Attorney Question of the Month
Network Affiliated Attorney Steven Harris, while watching Henderson v. United States, which he discusses at length in his column at Modern Service Weapons with the Court decision detailed in a later MSW column, asked our Network Affiliated Attorneys the following question:
What are your recommendations or protocols for a person who may be or is charged with a crime in a situation alleged to be justified use of force in preparation for the possibility that either to be granted bail pending trial, or in the event of conviction, he/she will no longer be permitted to “possess” firearms under state and/or federal law?
C. Dennis Brislawn, Jr., J.D.
Oseran Hahn, P.S.–Private Client Law Group
1430 Skyline Tower, 10900 NE 4th, Bellevue, WA 98004

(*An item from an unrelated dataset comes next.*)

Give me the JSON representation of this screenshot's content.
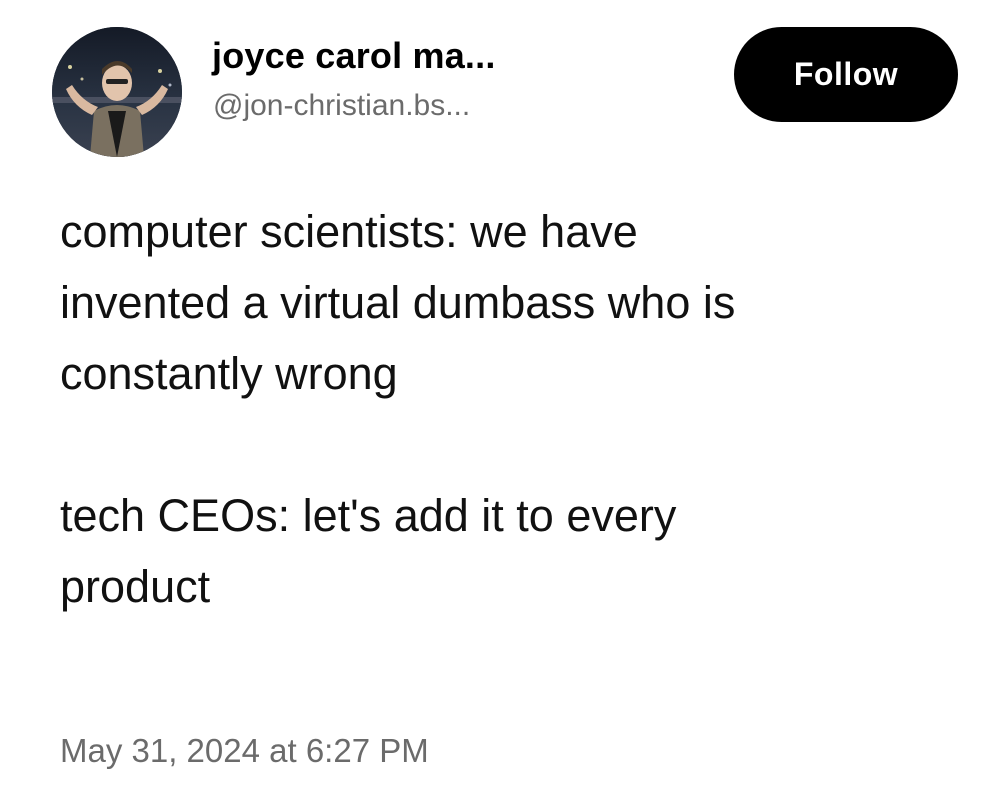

Under the facts presented, where justifiable use of force is involved whether charges have been brought or not, an estate planning solution appears to be attractive. Best of all it will provide protective benefits for any gun owner’s collection and will help preserve firearms rights whether a criminal issue ever arises or not.
Preserving personal firearms and ammunition is first and foremost an estate issue at all times, and a criminal one perhaps rarely. A gun owner concerned with preservation of firearms should at least consider creation of a revocable or even an irrevocable gun trust as part of his or her estate plan.
Secrets of the Snubby
Lecture on DVD by Claude Werner
Produced by Armed Response © 2014
1 hour 4 minutes, $19.95
The snub-nosed revolver is the most popular and best selling handgun in the country and shooting it better is the topic of a concise and instructive one hour lecture by Claude Werner. Werner is The Tactical Professor, blogging at http://www.Tacticalprofessor.com. A retired Army Captain with 10 years of service in Special Operations, he has six IDPA Championships with snubby revolvers to his credit. He was formerly the Chief Instructor at the elite Rogers Shooting School in GA. In other words, when Werner discusses improving your shooting skills, it is a good idea to listen.
News from Our Affiliates
Compiled by Gila Hayes
May was a busy month at the Network, with thousands of copies of our educational foundation’s complimentary booklet What Every Gun Owner Needs to Know About Self-Defense Law sent out to Network Affiliated Instructors. Some recipients were familiar: instructors with whom we have been working for years while others were brand new friends of the Network.
We are happy to welcome new Network affiliated instructors who’ve recently joined the Network as members themselves then can’t wait to tell their students how the Network can provide essential support after a self-defense incident. Our booklet is an integral part of these instructors’ effort to educate firearms students about aftermath issues.
by Gila Hayes
bur·gla·ry ˈbərɡlərē/, noun
Entry into a building illegally with intent to commit a crime, especially theft.
The taking of money or goods in the possession of another, from his or her person or immediate presence, by force or intimidation.
Two simple dictionary definitions for massively different crimes, different targets and different responses if you use force to prevent the completion of the crimes identified above. Burglary? A property crime. Robbery? A violent crime against a human being. Allowable defenses against either–massively different.
About this Journal
The eJournal of the Armed Citizens’ Legal Defense Network, Inc. is published monthly on the Network’s website at http://armedcitizensnetwork.org/our-journal Content is copyrighted by the Armed Citizens’ Legal Defense Network, Inc.